I have been making wine for many years and am trying beer for the first time. When storing wine for any length of time, the wine must be filled to the top of the carboy to eliminate as much air as possible. This is done to prevent bacteria from forming. As for beer, when placing the beer in the 5 gallon carboy for the secondary fermentation, most likely there will be room at the top. Will this present the same problem that wine makers have or is the process for making beer different. I have read that some leave the beer in the secondary fermenter for two months.
When making beer, you definitely want to minimize the headspace to prevent oxidation if you’re going to transfer to another vessel.
Please note, however, that many brewers feel that such a transfer is not a value added proposition. In fact many argue that the risks (contamination, oxidation, etc.) outweight the benefits, or that there are actually no benefits for a standard gravity beer. I fall in the “no benefits” camp. The only time I would transfer to a “secondary” is if it’s a big beer that requires extended bulk aging.

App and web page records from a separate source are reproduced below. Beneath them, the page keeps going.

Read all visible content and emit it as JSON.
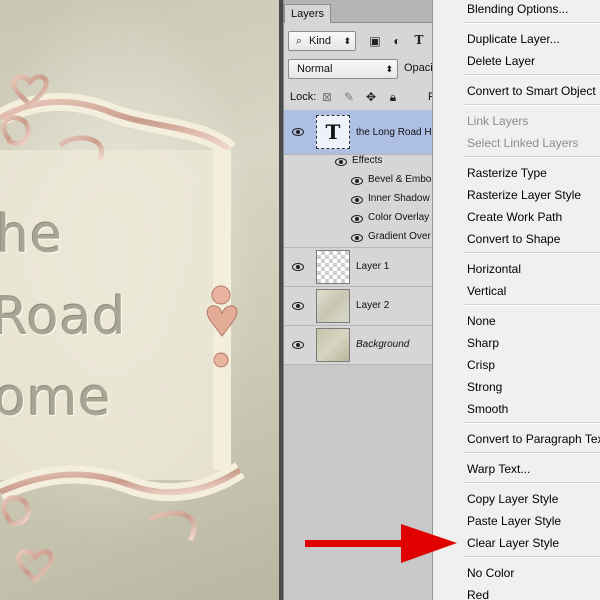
{
  "canvas": {
    "text_lines": [
      "he",
      "Road",
      "ome"
    ]
  },
  "layers_panel": {
    "tab_label": "Layers",
    "filter_kind": "Kind",
    "blend_mode": "Normal",
    "opacity_label": "Opacit",
    "lock_label": "Lock:",
    "fill_label": "F",
    "layers": [
      {
        "name": "the Long Road H",
        "thumb": "type",
        "active": true,
        "effects_label": "Effects",
        "effects": [
          "Bevel & Embos",
          "Inner Shadow",
          "Color Overlay",
          "Gradient Over"
        ]
      },
      {
        "name": "Layer 1",
        "thumb": "checker"
      },
      {
        "name": "Layer 2",
        "thumb": "texture"
      },
      {
        "name": "Background",
        "thumb": "texture"
      }
    ]
  },
  "context_menu": {
    "items": [
      "Blending Options...",
      "Duplicate Layer...",
      "Delete Layer",
      "Convert to Smart Object",
      "Link Layers",
      "Select Linked Layers",
      "Rasterize Type",
      "Rasterize Layer Style",
      "Create Work Path",
      "Convert to Shape",
      "Horizontal",
      "Vertical",
      "None",
      "Sharp",
      "Crisp",
      "Strong",
      "Smooth",
      "Convert to Paragraph Text",
      "Warp Text...",
      "Copy Layer Style",
      "Paste Layer Style",
      "Clear Layer Style",
      "No Color",
      "Red"
    ],
    "disabled_items": [
      "Link Layers",
      "Select Linked Layers"
    ],
    "highlighted_item": "Clear Layer Style"
  },
  "colors": {
    "arrow": "#e00000",
    "active_layer": "#aebfe6",
    "menu_bg": "#f0f0f0"
  }
}
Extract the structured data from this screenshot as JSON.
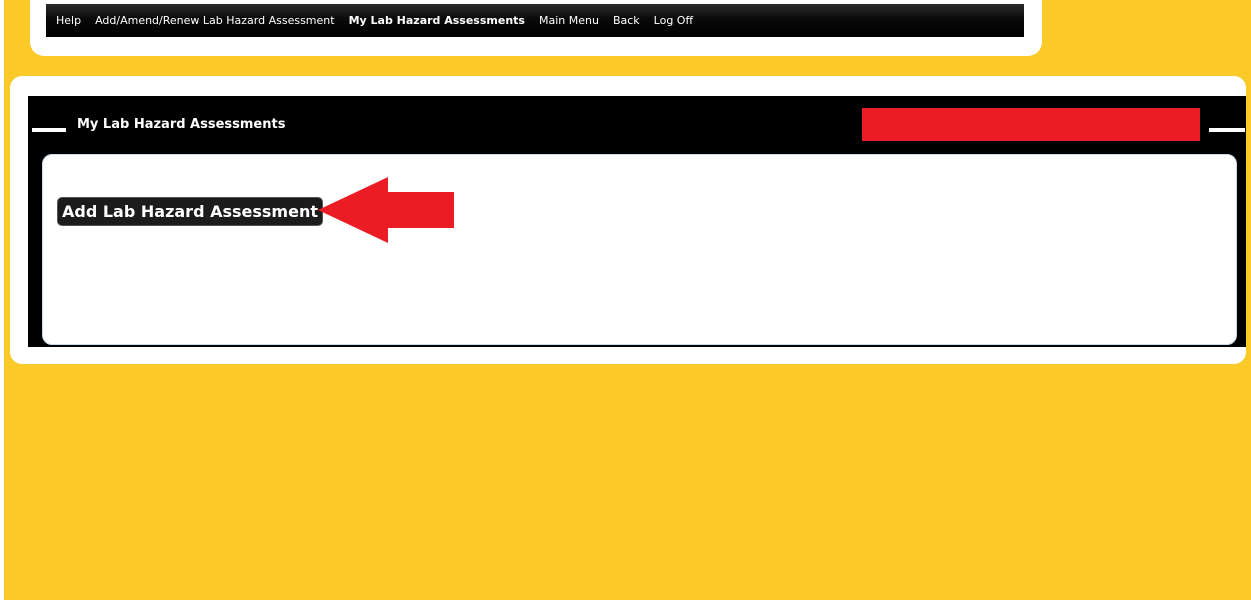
{
  "nav": {
    "items": [
      {
        "label": "Help",
        "active": false
      },
      {
        "label": "Add/Amend/Renew Lab Hazard Assessment",
        "active": false
      },
      {
        "label": "My Lab Hazard Assessments",
        "active": true
      },
      {
        "label": "Main Menu",
        "active": false
      },
      {
        "label": "Back",
        "active": false
      },
      {
        "label": "Log Off",
        "active": false
      }
    ]
  },
  "panel": {
    "title": "My Lab Hazard Assessments",
    "add_button_label": "Add Lab Hazard Assessment"
  },
  "colors": {
    "background": "#fbca28",
    "nav_bar": "#000000",
    "redaction": "#ec1c24",
    "arrow": "#ec1c24"
  },
  "annotations": {
    "arrow_icon": "red-arrow-pointing-left-icon",
    "redaction": "red-redaction-box"
  }
}
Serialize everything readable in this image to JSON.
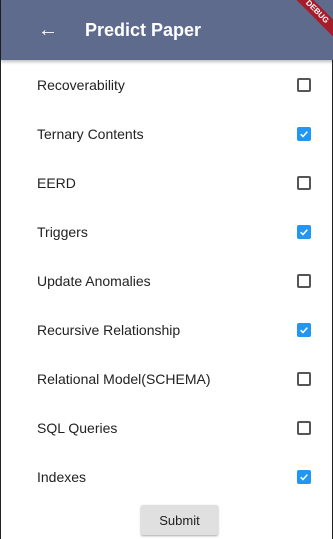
{
  "appbar": {
    "title": "Predict Paper",
    "back_icon": "arrow-left-icon",
    "banner_text": "DEBUG"
  },
  "topics": [
    {
      "label": "Recoverability",
      "checked": false
    },
    {
      "label": "Ternary Contents",
      "checked": true
    },
    {
      "label": "EERD",
      "checked": false
    },
    {
      "label": "Triggers",
      "checked": true
    },
    {
      "label": "Update Anomalies",
      "checked": false
    },
    {
      "label": "Recursive Relationship",
      "checked": true
    },
    {
      "label": "Relational Model(SCHEMA)",
      "checked": false
    },
    {
      "label": "SQL Queries",
      "checked": false
    },
    {
      "label": "Indexes",
      "checked": true
    }
  ],
  "submit_label": "Submit",
  "colors": {
    "appbar": "#5f6b8d",
    "checkbox_checked": "#2196f3",
    "banner": "#a51c2a"
  }
}
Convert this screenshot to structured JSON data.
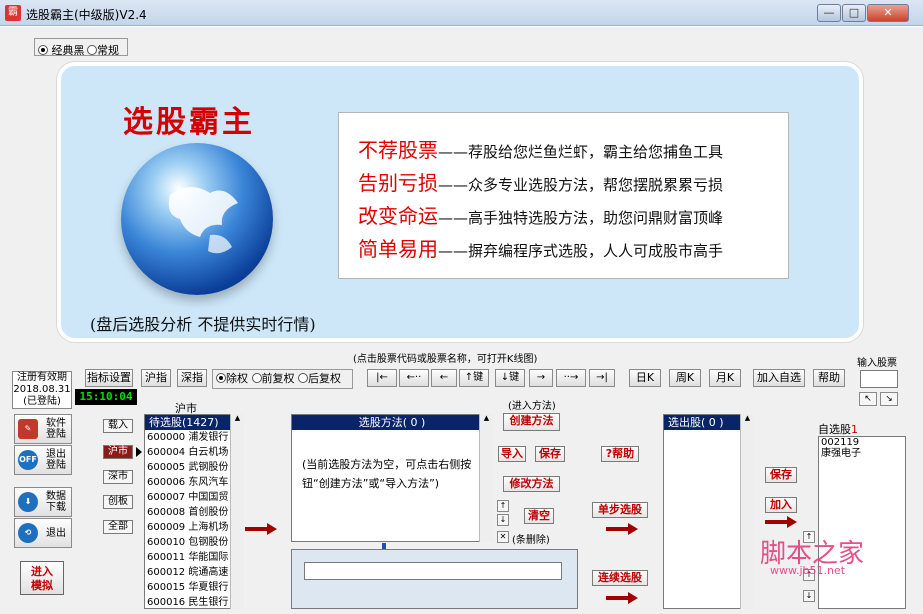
{
  "window": {
    "icon_text": "霸",
    "title": "选股霸主(中级版)V2.4",
    "min_glyph": "—",
    "max_glyph": "□",
    "close_glyph": "✕"
  },
  "theme": {
    "option1": "经典黑",
    "option2": "常规",
    "selected": "经典黑"
  },
  "banner": {
    "brand": "选股霸主",
    "note": "(盘后选股分析  不提供实时行情)",
    "slogans": [
      {
        "head": "不荐股票",
        "text": "——荐股给您烂鱼烂虾，霸主给您捕鱼工具"
      },
      {
        "head": "告别亏损",
        "text": "——众多专业选股方法，帮您摆脱累累亏损"
      },
      {
        "head": "改变命运",
        "text": "——高手独特选股方法，助您问鼎财富顶峰"
      },
      {
        "head": "简单易用",
        "text": "——摒弃编程序式选股，人人可成股市高手"
      }
    ]
  },
  "hint_open_kline": "(点击股票代码或股票名称，可打开K线图)",
  "registration": {
    "line1": "注册有效期",
    "line2": "2018.08.31",
    "line3": "(已登陆)"
  },
  "clock": "15:10:04",
  "toolbar": {
    "indicator_settings": "指标设置",
    "sh_index": "沪指",
    "sz_index": "深指",
    "fq_options": [
      "除权",
      "前复权",
      "后复权"
    ],
    "fq_selected": "除权",
    "nav_buttons": [
      "|←",
      "←··",
      "←",
      "↑键",
      "↓键",
      "→",
      "··→",
      "→|"
    ],
    "day_k": "日K",
    "week_k": "周K",
    "month_k": "月K",
    "add_watch": "加入自选",
    "help": "帮助",
    "input_code_label": "输入股票",
    "arrow_left": "↖",
    "arrow_right": "↘"
  },
  "sidebar": {
    "software_login": {
      "line1": "软件",
      "line2": "登陆"
    },
    "logout": {
      "line1": "退出",
      "line2": "登陆",
      "icon": "OFF"
    },
    "data_download": {
      "line1": "数据",
      "line2": "下载"
    },
    "exit": {
      "line1": "退出"
    },
    "enter_model": {
      "line1": "进入",
      "line2": "模拟"
    }
  },
  "market": {
    "label": "沪市",
    "buttons": [
      "载入",
      "沪市",
      "深市",
      "创板",
      "全部"
    ],
    "selected": "沪市"
  },
  "pending_list": {
    "header": "待选股(1427)",
    "rows": [
      "600000 浦发银行",
      "600004 白云机场",
      "600005 武钢股份",
      "600006 东风汽车",
      "600007 中国国贸",
      "600008 首创股份",
      "600009 上海机场",
      "600010 包钢股份",
      "600011 华能国际",
      "600012 皖通高速",
      "600015 华夏银行",
      "600016 民生银行"
    ]
  },
  "method": {
    "header": "选股方法(   0   )",
    "enter_label": "(进入方法)",
    "empty_hint": "(当前选股方法为空，可点击右侧按钮“创建方法”或“导入方法”)",
    "create": "创建方法",
    "import": "导入",
    "save": "保存",
    "edit": "修改方法",
    "clear": "清空",
    "delete_hint": "(条删除)",
    "help": "?帮助",
    "single_step": "单步选股",
    "continuous": "连续选股"
  },
  "selected_list": {
    "header": "选出股(   0   )"
  },
  "watchlist": {
    "label": "自选股",
    "count": "1",
    "save": "保存",
    "add": "加入",
    "items": [
      "002119",
      "康强电子"
    ]
  },
  "watermark": {
    "logo": "脚本之家",
    "url": "www.jb51.net"
  },
  "colors": {
    "title_red": "#d40000",
    "list_header": "#0a246a",
    "banner_bg": "#cde7f8",
    "arrow_red": "#a00000"
  }
}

Although my secondary would be a keg, where it will also get dispensed from when the aging period has ended.
If I remember correctly, with wine you “de-gass” it before transferring?
When you siphon the beer from one keg to another, some CO2 will come out of solution. Filling the air space in the carboy.
I’m also in the “no secondary” camp. I’ve had big and small gravity beers sit in a primary for 6-8 weeks with no issues that I or friends can tell.
And one 17% mead sit for 2 years on 2 wine yeast packs and 1 champagne yeast.